- [About this exercise] Check every line of the entries for the string "header" and return the ones that contain it.

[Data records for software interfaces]
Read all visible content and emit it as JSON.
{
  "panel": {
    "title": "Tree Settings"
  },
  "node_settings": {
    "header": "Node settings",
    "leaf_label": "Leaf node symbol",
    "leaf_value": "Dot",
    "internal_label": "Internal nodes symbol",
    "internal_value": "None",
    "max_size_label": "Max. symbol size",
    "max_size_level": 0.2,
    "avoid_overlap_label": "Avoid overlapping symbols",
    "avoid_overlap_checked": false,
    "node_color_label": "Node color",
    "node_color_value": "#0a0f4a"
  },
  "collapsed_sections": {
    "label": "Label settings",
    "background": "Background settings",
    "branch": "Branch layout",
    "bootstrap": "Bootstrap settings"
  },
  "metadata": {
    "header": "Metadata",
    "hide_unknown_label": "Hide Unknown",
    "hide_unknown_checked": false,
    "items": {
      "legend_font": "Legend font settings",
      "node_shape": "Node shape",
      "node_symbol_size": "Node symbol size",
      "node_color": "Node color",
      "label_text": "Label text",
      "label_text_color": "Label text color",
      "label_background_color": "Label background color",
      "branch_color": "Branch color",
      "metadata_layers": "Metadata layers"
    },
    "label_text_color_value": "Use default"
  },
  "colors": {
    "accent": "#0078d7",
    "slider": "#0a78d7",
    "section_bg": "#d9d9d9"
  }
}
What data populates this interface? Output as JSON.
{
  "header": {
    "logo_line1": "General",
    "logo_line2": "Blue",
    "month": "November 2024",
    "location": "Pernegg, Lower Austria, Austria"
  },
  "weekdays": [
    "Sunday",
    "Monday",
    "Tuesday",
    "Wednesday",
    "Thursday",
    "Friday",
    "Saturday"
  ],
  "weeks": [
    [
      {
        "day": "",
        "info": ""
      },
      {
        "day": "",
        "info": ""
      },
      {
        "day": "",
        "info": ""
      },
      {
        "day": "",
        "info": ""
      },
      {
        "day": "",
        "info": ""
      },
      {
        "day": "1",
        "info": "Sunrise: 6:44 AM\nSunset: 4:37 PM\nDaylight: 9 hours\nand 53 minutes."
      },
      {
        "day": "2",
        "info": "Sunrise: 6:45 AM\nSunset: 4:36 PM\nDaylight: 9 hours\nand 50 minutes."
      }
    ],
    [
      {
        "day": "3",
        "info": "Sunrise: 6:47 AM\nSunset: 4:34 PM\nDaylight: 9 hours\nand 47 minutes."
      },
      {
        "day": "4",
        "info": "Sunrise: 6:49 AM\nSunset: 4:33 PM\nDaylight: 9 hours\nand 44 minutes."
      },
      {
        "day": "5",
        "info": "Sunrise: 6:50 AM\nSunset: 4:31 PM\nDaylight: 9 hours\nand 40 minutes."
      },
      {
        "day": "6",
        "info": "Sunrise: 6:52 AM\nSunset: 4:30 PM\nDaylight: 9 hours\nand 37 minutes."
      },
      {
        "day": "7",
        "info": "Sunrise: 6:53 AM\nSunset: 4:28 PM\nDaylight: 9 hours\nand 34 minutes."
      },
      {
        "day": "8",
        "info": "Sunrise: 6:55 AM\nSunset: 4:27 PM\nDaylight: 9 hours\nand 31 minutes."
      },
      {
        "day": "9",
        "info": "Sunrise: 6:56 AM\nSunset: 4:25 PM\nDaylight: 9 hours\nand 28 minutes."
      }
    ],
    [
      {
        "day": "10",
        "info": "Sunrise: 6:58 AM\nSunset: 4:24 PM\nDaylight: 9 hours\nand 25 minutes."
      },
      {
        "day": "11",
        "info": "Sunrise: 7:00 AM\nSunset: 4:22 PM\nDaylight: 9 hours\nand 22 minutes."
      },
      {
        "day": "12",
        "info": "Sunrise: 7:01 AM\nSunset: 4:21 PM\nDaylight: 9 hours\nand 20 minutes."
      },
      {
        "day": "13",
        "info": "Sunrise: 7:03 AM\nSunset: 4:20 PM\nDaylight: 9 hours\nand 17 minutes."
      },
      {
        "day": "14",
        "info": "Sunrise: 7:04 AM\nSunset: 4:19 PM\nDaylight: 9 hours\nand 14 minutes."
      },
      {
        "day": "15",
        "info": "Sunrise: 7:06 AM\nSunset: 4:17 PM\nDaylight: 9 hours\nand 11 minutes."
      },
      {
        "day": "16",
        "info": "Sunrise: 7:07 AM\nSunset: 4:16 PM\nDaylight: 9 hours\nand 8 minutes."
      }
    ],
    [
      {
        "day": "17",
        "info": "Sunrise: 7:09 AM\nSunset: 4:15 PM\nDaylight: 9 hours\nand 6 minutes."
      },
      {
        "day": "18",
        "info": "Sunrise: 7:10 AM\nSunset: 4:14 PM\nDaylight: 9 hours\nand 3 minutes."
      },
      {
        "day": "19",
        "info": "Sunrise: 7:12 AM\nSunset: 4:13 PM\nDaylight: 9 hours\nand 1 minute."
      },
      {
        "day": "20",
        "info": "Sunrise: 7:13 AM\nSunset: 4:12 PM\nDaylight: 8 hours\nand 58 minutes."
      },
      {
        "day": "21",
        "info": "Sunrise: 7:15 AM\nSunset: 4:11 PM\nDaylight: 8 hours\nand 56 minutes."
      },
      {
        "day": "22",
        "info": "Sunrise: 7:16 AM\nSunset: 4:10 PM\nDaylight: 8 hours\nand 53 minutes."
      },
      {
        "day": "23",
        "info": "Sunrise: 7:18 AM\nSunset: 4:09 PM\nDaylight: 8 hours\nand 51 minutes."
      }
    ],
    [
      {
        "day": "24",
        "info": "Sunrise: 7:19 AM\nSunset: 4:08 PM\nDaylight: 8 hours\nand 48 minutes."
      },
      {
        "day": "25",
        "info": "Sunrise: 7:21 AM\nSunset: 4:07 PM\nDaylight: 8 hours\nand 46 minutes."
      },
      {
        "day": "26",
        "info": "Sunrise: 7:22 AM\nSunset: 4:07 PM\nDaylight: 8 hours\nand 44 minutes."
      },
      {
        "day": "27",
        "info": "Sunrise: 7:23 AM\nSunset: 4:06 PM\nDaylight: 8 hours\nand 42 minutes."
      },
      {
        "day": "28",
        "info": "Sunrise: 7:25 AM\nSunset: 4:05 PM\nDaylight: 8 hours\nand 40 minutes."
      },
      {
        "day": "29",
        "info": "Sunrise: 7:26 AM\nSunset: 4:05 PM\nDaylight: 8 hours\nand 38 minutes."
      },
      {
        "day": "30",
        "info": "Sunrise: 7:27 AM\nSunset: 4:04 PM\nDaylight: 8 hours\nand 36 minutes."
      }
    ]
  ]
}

- [Solution for this problem]
    "header": "Node settings",
    "header": "Metadata",
  "header": {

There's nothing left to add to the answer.